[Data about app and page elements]
_ _ _

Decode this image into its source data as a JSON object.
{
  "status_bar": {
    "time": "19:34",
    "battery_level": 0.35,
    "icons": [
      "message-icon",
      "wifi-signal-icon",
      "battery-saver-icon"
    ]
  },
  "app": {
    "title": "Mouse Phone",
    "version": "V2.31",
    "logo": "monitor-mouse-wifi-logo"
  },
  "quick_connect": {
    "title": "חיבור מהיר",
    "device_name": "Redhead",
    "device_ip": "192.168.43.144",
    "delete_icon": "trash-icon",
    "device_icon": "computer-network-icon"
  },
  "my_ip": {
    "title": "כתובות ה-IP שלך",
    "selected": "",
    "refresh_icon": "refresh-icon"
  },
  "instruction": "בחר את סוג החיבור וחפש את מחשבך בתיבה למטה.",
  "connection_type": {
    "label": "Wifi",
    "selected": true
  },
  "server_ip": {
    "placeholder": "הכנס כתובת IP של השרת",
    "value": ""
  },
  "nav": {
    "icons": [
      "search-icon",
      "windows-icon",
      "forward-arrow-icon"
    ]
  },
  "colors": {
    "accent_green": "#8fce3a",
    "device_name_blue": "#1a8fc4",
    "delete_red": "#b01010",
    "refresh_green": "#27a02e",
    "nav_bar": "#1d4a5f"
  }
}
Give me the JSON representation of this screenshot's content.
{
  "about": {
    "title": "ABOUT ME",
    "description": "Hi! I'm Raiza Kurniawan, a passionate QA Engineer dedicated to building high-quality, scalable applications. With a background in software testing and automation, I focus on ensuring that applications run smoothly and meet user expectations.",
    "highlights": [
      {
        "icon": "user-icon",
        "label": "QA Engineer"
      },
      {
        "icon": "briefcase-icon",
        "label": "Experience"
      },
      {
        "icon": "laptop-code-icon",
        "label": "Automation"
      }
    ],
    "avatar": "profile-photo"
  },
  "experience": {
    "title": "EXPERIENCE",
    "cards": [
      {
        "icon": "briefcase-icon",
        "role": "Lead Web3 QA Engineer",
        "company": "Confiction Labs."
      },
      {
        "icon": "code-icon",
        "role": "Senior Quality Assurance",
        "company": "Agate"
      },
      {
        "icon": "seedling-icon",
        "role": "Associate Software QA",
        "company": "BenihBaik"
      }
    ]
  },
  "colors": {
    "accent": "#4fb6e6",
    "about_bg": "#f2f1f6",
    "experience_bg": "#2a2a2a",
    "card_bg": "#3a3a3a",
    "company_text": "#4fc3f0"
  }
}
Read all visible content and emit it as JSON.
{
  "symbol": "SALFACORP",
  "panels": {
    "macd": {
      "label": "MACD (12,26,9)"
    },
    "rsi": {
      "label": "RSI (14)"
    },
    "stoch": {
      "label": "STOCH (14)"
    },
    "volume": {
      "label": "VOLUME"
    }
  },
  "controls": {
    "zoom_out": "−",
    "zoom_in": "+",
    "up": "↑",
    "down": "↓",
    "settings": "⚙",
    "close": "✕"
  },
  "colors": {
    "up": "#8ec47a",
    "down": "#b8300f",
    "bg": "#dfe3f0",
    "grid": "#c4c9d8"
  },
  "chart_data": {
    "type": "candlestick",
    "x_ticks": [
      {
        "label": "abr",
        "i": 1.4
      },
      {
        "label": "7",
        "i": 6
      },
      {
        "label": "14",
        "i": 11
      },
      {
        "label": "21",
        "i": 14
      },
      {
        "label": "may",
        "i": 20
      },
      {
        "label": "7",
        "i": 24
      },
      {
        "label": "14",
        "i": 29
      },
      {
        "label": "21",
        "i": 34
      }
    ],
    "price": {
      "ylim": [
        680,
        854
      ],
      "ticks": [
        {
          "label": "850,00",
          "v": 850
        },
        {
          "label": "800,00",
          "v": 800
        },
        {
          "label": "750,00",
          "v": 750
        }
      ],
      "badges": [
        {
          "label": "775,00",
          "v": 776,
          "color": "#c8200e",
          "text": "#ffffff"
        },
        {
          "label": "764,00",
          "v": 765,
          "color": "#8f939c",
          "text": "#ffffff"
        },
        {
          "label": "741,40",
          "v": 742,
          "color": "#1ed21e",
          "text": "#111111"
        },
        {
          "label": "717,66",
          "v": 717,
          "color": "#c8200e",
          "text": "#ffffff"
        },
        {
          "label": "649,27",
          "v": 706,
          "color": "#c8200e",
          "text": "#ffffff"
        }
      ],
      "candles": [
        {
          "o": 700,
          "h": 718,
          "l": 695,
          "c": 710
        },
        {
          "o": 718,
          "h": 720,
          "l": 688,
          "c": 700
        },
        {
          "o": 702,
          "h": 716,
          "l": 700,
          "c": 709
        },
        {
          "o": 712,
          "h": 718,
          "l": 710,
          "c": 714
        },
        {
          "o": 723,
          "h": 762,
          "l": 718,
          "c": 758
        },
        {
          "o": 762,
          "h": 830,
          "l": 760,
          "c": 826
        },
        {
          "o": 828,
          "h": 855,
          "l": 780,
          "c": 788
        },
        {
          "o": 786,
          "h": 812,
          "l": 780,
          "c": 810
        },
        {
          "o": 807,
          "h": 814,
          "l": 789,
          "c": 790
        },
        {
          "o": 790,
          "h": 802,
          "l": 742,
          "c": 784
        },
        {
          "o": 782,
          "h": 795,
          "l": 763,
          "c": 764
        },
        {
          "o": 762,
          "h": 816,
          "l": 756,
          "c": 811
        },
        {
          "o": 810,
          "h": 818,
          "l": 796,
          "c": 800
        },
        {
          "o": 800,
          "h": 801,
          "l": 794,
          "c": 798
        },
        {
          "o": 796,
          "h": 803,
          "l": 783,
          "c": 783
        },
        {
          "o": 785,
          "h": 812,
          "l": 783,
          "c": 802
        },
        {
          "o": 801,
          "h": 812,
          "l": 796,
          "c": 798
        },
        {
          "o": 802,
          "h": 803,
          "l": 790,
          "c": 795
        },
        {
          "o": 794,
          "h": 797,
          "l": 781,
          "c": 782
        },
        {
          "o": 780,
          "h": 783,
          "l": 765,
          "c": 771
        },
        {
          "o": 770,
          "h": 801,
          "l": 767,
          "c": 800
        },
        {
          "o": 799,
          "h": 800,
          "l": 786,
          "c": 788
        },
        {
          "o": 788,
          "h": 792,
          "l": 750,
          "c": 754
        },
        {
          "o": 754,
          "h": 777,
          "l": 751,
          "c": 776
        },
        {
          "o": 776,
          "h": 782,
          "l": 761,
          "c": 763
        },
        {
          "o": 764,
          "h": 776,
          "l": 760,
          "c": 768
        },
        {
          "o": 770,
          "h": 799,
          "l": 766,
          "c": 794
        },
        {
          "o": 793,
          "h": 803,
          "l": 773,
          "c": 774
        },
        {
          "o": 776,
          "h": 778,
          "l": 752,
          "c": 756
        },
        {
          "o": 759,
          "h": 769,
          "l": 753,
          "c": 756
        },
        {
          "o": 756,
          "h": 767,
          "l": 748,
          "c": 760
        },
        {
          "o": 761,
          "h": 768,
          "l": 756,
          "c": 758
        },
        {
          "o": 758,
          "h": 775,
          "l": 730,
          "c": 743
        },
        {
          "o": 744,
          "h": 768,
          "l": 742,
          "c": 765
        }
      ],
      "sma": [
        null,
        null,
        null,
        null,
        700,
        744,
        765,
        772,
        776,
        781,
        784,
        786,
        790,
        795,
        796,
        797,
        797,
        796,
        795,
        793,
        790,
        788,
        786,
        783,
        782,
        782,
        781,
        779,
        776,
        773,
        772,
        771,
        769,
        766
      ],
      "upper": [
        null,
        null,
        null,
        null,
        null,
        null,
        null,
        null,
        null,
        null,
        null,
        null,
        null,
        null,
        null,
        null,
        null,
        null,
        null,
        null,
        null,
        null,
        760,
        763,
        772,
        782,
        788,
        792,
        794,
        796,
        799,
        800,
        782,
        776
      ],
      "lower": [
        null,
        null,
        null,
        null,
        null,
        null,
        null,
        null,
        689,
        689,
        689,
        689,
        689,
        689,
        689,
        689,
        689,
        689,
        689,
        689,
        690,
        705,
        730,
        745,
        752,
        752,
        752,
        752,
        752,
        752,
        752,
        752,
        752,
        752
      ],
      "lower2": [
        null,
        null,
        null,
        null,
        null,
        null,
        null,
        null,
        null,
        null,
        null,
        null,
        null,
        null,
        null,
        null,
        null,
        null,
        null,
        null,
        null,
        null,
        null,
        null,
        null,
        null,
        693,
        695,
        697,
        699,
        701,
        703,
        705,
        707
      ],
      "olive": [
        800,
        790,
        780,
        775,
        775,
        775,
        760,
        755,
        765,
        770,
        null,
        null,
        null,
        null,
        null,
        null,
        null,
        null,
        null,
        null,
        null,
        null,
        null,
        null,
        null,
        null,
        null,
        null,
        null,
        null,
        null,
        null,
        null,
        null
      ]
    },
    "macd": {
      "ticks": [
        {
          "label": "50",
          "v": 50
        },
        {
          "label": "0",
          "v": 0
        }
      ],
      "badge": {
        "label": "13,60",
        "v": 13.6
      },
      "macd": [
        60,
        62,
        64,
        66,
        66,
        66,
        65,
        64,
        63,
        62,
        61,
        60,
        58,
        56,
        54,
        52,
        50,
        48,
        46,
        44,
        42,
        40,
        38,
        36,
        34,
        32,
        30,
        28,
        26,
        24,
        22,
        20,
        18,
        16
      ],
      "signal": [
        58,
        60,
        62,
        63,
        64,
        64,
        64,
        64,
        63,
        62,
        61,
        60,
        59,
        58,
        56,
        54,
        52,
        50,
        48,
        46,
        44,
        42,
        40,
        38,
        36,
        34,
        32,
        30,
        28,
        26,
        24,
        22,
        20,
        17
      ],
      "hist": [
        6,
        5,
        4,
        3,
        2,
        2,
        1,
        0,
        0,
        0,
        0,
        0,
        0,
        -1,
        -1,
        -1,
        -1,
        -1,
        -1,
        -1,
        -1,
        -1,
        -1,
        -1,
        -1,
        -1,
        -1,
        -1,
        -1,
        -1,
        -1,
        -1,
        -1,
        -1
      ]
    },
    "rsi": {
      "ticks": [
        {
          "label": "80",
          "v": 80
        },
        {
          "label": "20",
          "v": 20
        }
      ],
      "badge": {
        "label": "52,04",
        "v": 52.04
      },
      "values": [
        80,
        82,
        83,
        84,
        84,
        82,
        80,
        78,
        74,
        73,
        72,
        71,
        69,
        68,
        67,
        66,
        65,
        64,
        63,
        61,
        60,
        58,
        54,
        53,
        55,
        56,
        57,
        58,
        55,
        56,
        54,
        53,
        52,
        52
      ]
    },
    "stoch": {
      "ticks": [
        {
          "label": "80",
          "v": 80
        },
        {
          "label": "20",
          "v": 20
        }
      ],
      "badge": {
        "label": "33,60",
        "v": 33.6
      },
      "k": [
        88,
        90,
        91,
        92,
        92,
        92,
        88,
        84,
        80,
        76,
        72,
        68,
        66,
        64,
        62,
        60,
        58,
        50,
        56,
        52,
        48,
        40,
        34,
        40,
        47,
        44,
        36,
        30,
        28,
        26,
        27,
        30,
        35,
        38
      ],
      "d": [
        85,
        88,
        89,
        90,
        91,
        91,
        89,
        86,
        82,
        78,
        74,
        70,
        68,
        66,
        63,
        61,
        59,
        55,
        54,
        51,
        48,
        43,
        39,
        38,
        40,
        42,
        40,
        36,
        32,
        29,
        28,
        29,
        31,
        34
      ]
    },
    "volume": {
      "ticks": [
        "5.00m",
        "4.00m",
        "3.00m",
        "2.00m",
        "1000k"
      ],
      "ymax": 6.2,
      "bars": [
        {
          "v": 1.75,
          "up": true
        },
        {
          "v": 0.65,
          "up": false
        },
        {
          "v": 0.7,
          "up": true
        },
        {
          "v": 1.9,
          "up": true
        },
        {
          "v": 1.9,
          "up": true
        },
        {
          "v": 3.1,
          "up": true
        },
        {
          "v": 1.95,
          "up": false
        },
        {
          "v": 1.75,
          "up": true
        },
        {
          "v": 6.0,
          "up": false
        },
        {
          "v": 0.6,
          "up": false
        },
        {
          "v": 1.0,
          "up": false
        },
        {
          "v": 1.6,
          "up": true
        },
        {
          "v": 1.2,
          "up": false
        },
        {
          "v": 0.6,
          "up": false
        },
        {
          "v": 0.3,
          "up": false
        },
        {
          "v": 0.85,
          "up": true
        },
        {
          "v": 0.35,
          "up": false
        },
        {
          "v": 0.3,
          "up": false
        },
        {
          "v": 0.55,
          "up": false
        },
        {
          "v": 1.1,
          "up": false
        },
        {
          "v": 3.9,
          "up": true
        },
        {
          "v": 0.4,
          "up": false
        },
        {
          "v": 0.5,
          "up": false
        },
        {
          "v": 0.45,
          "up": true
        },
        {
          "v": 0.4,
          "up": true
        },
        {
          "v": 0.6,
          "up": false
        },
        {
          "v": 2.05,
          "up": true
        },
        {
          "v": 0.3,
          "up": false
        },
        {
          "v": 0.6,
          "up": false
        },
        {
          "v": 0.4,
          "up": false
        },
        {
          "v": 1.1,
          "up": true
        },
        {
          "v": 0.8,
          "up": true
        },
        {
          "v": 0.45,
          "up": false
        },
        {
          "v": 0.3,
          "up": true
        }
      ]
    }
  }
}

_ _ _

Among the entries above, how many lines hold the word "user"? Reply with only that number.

▸ **Exercise output**:
2